For the most part, Apple does not play well with other infrastructure providers in the enterprise. However, since plenty of people love their iDevices, enterprises will over time accommodate Apple devices in some manner.
I think it will be, particularly when it comes to security and sharing data. These different 'extensions' will allow users to share and communicate data in ways that we never saw before with previous versions of iOS.
They already are in my organization.  IPhones got adopted during the great Blackberry exodus. It's not my function to manage the devices, but I hear that it can be a bit tedious in it's current state.
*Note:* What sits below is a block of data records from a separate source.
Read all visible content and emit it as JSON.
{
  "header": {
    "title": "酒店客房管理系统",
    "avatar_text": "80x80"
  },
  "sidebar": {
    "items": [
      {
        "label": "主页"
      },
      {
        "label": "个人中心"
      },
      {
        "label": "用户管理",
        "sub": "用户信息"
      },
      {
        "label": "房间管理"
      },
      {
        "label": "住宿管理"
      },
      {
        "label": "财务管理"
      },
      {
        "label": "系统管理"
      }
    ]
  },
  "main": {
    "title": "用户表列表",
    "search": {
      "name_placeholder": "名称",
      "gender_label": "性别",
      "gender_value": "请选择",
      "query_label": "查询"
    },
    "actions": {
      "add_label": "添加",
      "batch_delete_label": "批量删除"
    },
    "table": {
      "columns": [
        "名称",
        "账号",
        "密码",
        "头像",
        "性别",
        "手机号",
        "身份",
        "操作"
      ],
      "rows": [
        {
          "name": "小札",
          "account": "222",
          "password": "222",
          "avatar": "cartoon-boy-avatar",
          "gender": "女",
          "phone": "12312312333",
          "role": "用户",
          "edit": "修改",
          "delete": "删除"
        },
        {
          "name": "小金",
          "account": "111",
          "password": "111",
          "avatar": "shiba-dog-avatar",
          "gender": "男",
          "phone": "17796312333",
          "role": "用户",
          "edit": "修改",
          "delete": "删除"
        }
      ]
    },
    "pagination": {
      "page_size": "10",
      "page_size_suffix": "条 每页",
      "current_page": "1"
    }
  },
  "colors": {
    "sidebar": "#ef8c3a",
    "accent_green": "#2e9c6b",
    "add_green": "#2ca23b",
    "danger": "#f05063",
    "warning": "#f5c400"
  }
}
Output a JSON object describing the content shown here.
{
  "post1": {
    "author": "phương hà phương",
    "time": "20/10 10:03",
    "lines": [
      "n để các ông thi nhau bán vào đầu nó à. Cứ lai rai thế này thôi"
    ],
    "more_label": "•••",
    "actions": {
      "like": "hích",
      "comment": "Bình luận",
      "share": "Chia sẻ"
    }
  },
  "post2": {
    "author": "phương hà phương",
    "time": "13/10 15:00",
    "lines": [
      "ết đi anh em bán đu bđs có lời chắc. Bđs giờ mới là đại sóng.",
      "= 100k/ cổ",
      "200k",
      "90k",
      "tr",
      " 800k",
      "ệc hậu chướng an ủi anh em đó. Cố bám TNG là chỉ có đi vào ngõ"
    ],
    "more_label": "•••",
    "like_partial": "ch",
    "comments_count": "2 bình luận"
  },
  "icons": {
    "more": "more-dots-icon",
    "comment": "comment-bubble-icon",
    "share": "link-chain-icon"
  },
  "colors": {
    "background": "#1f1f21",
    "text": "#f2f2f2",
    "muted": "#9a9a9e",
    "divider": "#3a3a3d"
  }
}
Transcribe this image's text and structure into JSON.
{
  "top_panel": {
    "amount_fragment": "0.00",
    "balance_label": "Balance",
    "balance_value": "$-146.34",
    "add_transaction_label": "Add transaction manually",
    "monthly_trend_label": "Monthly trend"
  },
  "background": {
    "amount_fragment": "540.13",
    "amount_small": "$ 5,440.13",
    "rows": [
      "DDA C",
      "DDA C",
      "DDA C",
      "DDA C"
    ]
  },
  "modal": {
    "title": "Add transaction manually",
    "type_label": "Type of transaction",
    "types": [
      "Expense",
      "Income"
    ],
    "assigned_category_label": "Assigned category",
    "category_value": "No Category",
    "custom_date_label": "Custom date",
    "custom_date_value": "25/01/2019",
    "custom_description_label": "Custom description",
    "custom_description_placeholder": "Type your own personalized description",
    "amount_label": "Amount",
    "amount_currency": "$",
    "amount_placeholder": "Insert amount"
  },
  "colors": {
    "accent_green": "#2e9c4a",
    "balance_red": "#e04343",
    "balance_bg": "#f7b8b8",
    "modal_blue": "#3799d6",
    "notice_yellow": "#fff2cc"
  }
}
I think a lot of this comes down to the fact that those who want to support these technologies and have a large enough base tend to find ways to do so, even if they are not "Cult of Mac" shops. the biggest benefit to iPhone deploy strategies is that, even though there are some inconsistencies, they are far fewer than the mish-mash of Android options that have to be considered. That's not a slam against Android, I've used them for several years and found them to be quite robust systems and not too complicated to test with or manage deployments. It does, however, mean there is a smaller pool of issues to have to deal with by comparison.